But that doesn’t mean you should freak out about your germy bathroom, says Sean Gibbons, an assistant professor at the Institute for Systems Biology, a nonprofit research institution in Seattle. Coliform tests detect fecal contamination, but coliforms are not usually pathogenic.
Bathrooms are full of viruses
In a 2014 study in the journal Applied and Environmental Microbiology, Gibbons and his colleagues tested different parts of two women’s and men’s bathrooms on a college campus—the toilet seats, soap dispensers and the floor around the toilets—to understand how the microbial community changes and develops over time. They found Staphylococcus, human papillomavirus (HPV), herpesvirus and E. Coli, among other bugs, in the public bathrooms.

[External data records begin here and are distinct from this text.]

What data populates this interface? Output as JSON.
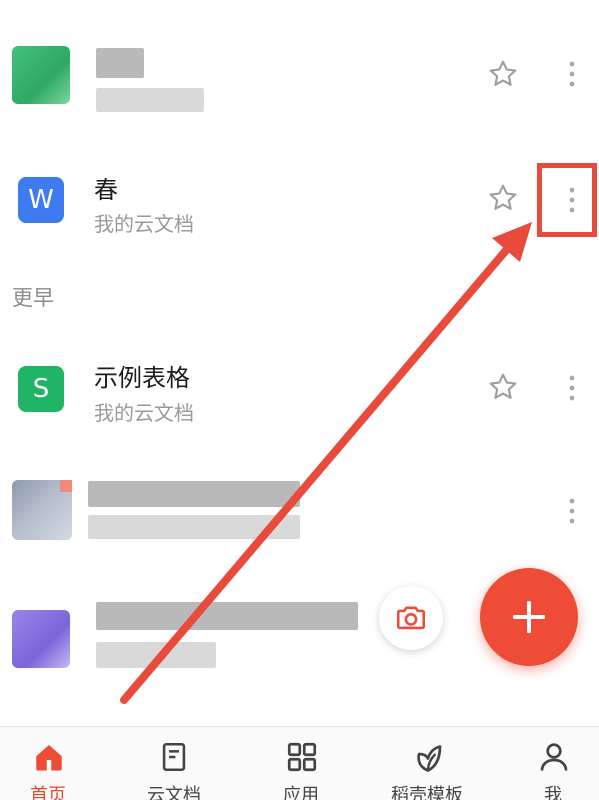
{
  "files": [
    {
      "title": "",
      "subtitle": "",
      "icon": "spreadsheet-thumbnail-blurred",
      "starred": false
    },
    {
      "title": "春",
      "subtitle": "我的云文档",
      "icon": "word-doc-icon",
      "icon_letter": "W",
      "starred": false
    },
    {
      "title": "示例表格",
      "subtitle": "我的云文档",
      "icon": "spreadsheet-icon",
      "icon_letter": "S",
      "starred": false
    },
    {
      "title": "",
      "subtitle": "",
      "icon": "image-thumbnail-blurred"
    },
    {
      "title": "",
      "subtitle": "",
      "icon": "document-thumbnail-blurred"
    }
  ],
  "section": {
    "earlier_label": "更早"
  },
  "nav": {
    "items": [
      {
        "label": "首页",
        "icon": "home-icon",
        "active": true
      },
      {
        "label": "云文档",
        "icon": "document-icon",
        "active": false
      },
      {
        "label": "应用",
        "icon": "apps-grid-icon",
        "active": false
      },
      {
        "label": "稻壳模板",
        "icon": "leaf-icon",
        "active": false
      },
      {
        "label": "我",
        "icon": "person-icon",
        "active": false
      }
    ]
  },
  "colors": {
    "accent": "#ee4c36",
    "annotation": "#e84a3c",
    "word_blue": "#3e7bf0",
    "sheet_green": "#1fb466"
  }
}
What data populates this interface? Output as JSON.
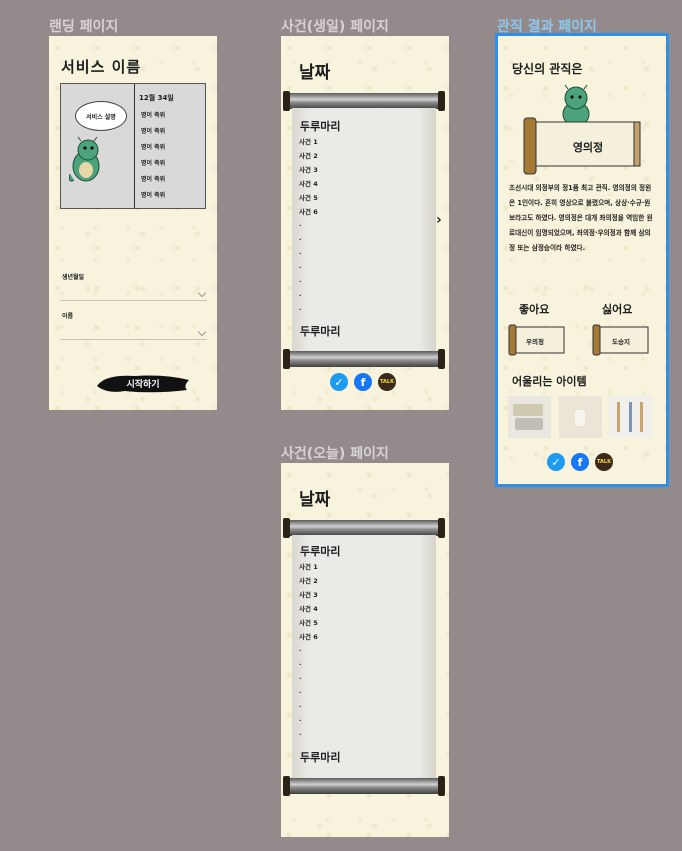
{
  "frames": {
    "landing": {
      "label": "랜딩 페이지",
      "service_name": "서비스 이름",
      "bubble": "서비스 설명",
      "date": "12월 34일",
      "items": [
        "명이 죽위",
        "명이 죽위",
        "명이 죽위",
        "명이 죽위",
        "명이 죽위",
        "명이 죽위"
      ],
      "birthday_label": "생년월일",
      "name_label": "이름",
      "start_button": "시작하기"
    },
    "event_birth": {
      "label": "사건(생일) 페이지",
      "date_title": "날짜",
      "heading_top": "두루마리",
      "events": [
        "사건 1",
        "사건 2",
        "사건 3",
        "사건 4",
        "사건 5",
        "사건 6"
      ],
      "dots": [
        ".",
        ".",
        ".",
        ".",
        ".",
        ".",
        "."
      ],
      "heading_bottom": "두루마리"
    },
    "event_today": {
      "label": "사건(오늘) 페이지",
      "date_title": "날짜",
      "heading_top": "두루마리",
      "events": [
        "사건 1",
        "사건 2",
        "사건 3",
        "사건 4",
        "사건 5",
        "사건 6"
      ],
      "dots": [
        ".",
        ".",
        ".",
        ".",
        ".",
        ".",
        "."
      ],
      "heading_bottom": "두루마리"
    },
    "result": {
      "label": "관직 결과 페이지",
      "title": "당신의 관직은",
      "position": "영의정",
      "description": "조선시대 의정부의 정1품 최고 관직. 영의정의 정원은 1인이다. 흔히 영상으로 불렸으며, 상상·수규·원보라고도 하였다. 영의정은 대개 좌의정을 역임한 원로대신이 임명되었으며, 좌의정·우의정과 함께 삼의정 또는 삼정승이라 하였다.",
      "good_label": "좋아요",
      "bad_label": "싫어요",
      "good_scroll": "우의정",
      "bad_scroll": "도승지",
      "items_title": "어울리는 아이템"
    }
  },
  "share": {
    "talk": "TALK"
  },
  "colors": {
    "selected": "#2e8fe6",
    "dragon": "#4aa37a",
    "paper": "#f7f3dc"
  }
}
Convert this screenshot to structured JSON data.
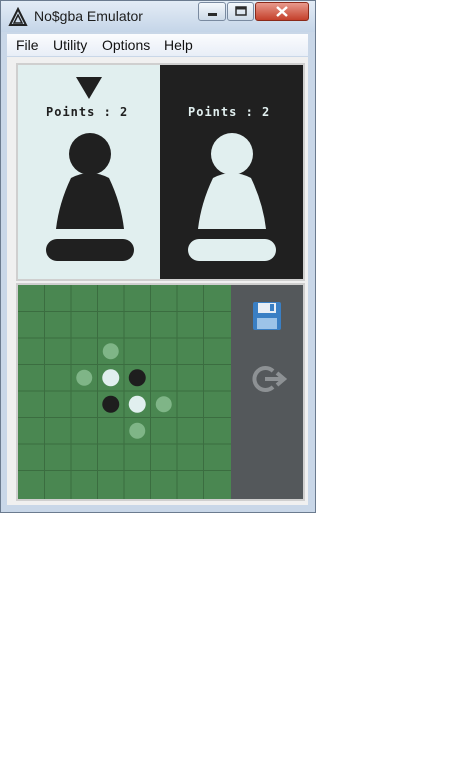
{
  "window": {
    "title": "No$gba Emulator"
  },
  "menu": [
    "File",
    "Utility",
    "Options",
    "Help"
  ],
  "players": [
    {
      "points_label": "Points : 2",
      "piece": "black",
      "active": true
    },
    {
      "points_label": "Points : 2",
      "piece": "white",
      "active": false
    }
  ],
  "board": {
    "size": 8,
    "pieces": [
      {
        "row": 3,
        "col": 3,
        "color": "white"
      },
      {
        "row": 3,
        "col": 4,
        "color": "black"
      },
      {
        "row": 4,
        "col": 3,
        "color": "black"
      },
      {
        "row": 4,
        "col": 4,
        "color": "white"
      }
    ],
    "hints": [
      {
        "row": 2,
        "col": 3
      },
      {
        "row": 3,
        "col": 2
      },
      {
        "row": 4,
        "col": 5
      },
      {
        "row": 5,
        "col": 4
      }
    ]
  },
  "colors": {
    "board_green": "#4a8751",
    "grid_line": "#3b6d40",
    "black_piece": "#1e1e1e",
    "white_piece": "#e1efef",
    "hint": "#7fb587",
    "panel_light": "#e1efef",
    "panel_dark": "#202020",
    "side_panel": "#54585b"
  },
  "icons": {
    "save": "floppy-disk-icon",
    "exit": "exit-arrow-icon"
  }
}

Using data from home bathrooms in the Home Microbiome Project and past research, Gibbons and his colleagues were able to see the same general trends. “Most of the bugs on these surfaces are coming from humans. Almost all humans are carriers of HPV and herpes,” Gibbons says. Only about 15% of what they found was fecal bacteria.
There are health risks associated with these germs, and some of the germs could be pathogenic—but chances are you won’t catch anything, as previous research has indicated. Most gut bacteria don’t survive when they leave the body, so the fecal bacteria that show up in places like bathrooms are dead, Gibbons explains. “There is minimal to zero risk,” he says. “[Most people] are healthy enough to prevent it from hurting it us.”